* **EXERCISE GOAL**
Copy out the lines of the listing from the one containing "Give me the" onward, through the last, without altering any.

* **DATASET RECORDS**
►

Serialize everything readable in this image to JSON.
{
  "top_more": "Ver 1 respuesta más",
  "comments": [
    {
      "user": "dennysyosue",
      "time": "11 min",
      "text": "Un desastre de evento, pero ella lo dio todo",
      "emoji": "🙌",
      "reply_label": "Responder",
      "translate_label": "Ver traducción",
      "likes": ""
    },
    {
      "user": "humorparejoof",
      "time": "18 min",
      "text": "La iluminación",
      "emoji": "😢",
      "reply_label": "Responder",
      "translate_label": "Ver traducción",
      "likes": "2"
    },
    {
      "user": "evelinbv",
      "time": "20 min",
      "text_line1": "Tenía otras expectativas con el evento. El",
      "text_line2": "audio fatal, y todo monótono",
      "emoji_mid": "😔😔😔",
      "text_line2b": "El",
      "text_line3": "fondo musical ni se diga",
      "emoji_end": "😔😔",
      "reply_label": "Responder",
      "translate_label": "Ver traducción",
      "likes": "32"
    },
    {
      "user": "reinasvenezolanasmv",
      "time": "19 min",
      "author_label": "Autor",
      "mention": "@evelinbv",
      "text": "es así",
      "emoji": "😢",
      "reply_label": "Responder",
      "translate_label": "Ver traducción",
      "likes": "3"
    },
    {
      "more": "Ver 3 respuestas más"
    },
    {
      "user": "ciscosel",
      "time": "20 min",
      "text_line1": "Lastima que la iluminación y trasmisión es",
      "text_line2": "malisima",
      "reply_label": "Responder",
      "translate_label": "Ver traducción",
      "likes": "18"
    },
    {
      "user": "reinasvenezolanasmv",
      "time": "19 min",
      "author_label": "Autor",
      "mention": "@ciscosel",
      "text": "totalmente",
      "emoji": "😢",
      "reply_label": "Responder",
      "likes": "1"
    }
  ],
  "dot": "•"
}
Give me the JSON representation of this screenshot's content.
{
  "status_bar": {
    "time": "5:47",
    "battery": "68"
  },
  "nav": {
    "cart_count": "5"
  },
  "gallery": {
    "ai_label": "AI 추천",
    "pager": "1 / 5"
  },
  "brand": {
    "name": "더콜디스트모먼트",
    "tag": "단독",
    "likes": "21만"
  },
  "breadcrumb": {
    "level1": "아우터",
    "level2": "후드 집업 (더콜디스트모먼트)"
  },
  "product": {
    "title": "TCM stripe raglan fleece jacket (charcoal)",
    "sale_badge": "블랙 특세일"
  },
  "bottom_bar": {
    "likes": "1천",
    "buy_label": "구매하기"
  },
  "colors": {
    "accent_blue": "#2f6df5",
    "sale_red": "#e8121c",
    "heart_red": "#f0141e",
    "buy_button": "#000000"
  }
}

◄

* **REPLY**
Give me the JSON representation of this screenshot's content.
{
  "status_bar": {
    "time": "5:47",
    "battery": "68"
  },
  "nav": {
    "cart_count": "5"
  },
  "gallery": {
    "ai_label": "AI 추천",
    "pager": "1 / 5"
  },
  "brand": {
    "name": "더콜디스트모먼트",
    "tag": "단독",
    "likes": "21만"
  },
  "breadcrumb": {
    "level1": "아우터",
    "level2": "후드 집업 (더콜디스트모먼트)"
  },
  "product": {
    "title": "TCM stripe raglan fleece jacket (charcoal)",
    "sale_badge": "블랙 특세일"
  },
  "bottom_bar": {
    "likes": "1천",
    "buy_label": "구매하기"
  },
  "colors": {
    "accent_blue": "#2f6df5",
    "sale_red": "#e8121c",
    "heart_red": "#f0141e",
    "buy_button": "#000000"
  }
}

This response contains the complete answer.